Swept Under the Rug shows how imperative it is to spread awareness for sexual violence survivors

Swept+Under+the+Rug

Jacob Baker

Swept Under the Rug

Jacob Baker, Reporter

DeKALB — Safe Passage and the Pick Museum of Anthropology joined together to create a powerful and moving art exhibit, Swept Under the Rug, Sept. 29 through Dec. 4 that showcases sexual and domestic violence through survivors’ art. 

The exhibit was broken into three sections, “What Were You Wearing?,” “Touched” and “When a Child Speaks.” Each section deals with a different aspect of sexual and domestic violence through art created by survivors with statistics and facts about the topics at hand. 

“What Were You Wearing?” 

A common occurrence when a survivor opens up about their experiences with sexual and domestic violence is a question that puts blame upon the victim, and that question is “What were you wearing?”  

This section of the exhibit displays articles of clothing from survivors at the time of their assault. Some articles of clothing were accompanied by a small excerpt explaining how old they were when they were assaulted and how old they are now and an occasional description of the assault. 

“What Were You Wearing?” is undoubtedly a tough section to progress through. Seeing children’s clothes, a U.S. Army uniform and an NIU Dining Services uniform was demoralizing. It didn’t matter the profession, age or type of clothing. This section proved that anyone is susceptible to cruel acts of sexual and domestic violence. 

Reflecting back on this section of the exhibit, an important takeaway explained at the beginning of the exhibit is that everyone should be safe despite what they choose to wear. 

What were you wearing? (Jacob Baker)

“Touched”

Touched (Jacob Baker)

The biggest section of the exhibit is “Touched.” Survivors painted on mannequins where they’ve been subjected to negative or non-consensual experiences like abuse and sexual violence that stuck with the survivors for the rest of their lives like a permanent invisible scar. 

  A key aspect to this section is the color key used on each mannequin. If a survivor used the color green, that means it’s from a family member, orange for someone who made them uncomfortable, purple for someone they didn’t know, blue for a friend, yellow for a partner and red for someone they didn’t consent to. 

The most eye opening realization of this section is both the sheer amount of different experiences these survivors had and how many times the color green was used. 

Family is a sacred and special bond, and it’s even more terrifying when family members invade another family member’s space in a way that resorts to sexual and domestic violence. An overwhelming majority of the mannequins on display used the color green to signify when a survivor was subject to sexual or domestic violence from a family member. To have so many survivors portray that family people who you’re supposed to feel safe around committed these types of acts against other family members, it’s staggering and haunting.

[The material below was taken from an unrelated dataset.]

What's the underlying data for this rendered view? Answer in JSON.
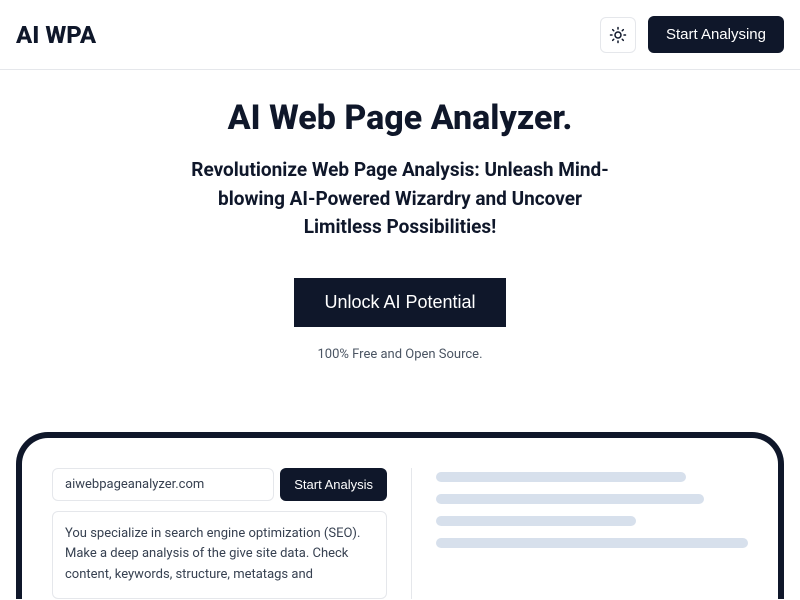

Many of the mannequins did not have just one paint splotch on them. Often each mannequin had more than one paint splotch and that was scary to think about. 

“When a child speaks”

“When a Child Speaks” presents facts and statistics behind sexual and domestic violence committed against children with art from children survivors as well. Childhood is often linked with innocence and when that innocence is fractured by sexual and domestic violence at such a young age, that could lead to a lifetime of PTSD and other side effects, according to the Rape, Abuse & Incest National Network. 

Most of the art on display did not discuss specific experiences, but demonstrated how children coped with the abuse they experienced by making art as a direct response to their feelings. There’s something about taking in these works of art that makes this section of the exhibit really special. By simply displaying the art by these children who experienced such cruel acts shows a resemblance of hope for them going forward because of the amount of life they have ahead of themselves. 

When a child speaks (Jacob Baker)

Other takeaways 

While this exhibit was broken up into three main sections, there’s still some miscellaneous items that complement the exhibit very well. A big takeaway for the exhibit as a whole is how traumatizing these types of experiences are on the survivor.  Many survivors often deal with depression, PTSD and drug abuse, according to the Rape, Abuse & Incest National Network. Considering that, It’s important to keep in mind that everyone is going through something. 

An extremely important issue often glanced over is sexual and domestic violence among American Indian and Alaskan Native women. To see something dedicated to spreading awareness about that topic was very encouraging as it’s often tucked aside. Same thing with a section of statistics on how transgender people are more likley to experiance sexual or domestic abuse. 

Swept Under the Rug is a must-see exhibit while it’s on display at the Pick Museum of Anthropology. Swept Under the Rug will be on display at the Pick Museum until Dec. 4 and a date and time to visit can be reserved on the event website. 

While it does deal with unsettling issues, it’s extremely important to spread awareness and understand these issues so as a society we can fight stereotypes and hopefully create a safe space for everyone. It’s also an immense honor to learn about the experiences of survivors through their art, and that opportunity shouldn’t be taken for granted, as these are deeply personal and traumatizing experiences. 

Safe Passage offers free and confidential survivor services available for all genders, ages and sexualites no matter when the abuse occured. Safe Passage can be contacted by phone at 815-756-5228 or by text at 815-393-1995 or at their website 24/7.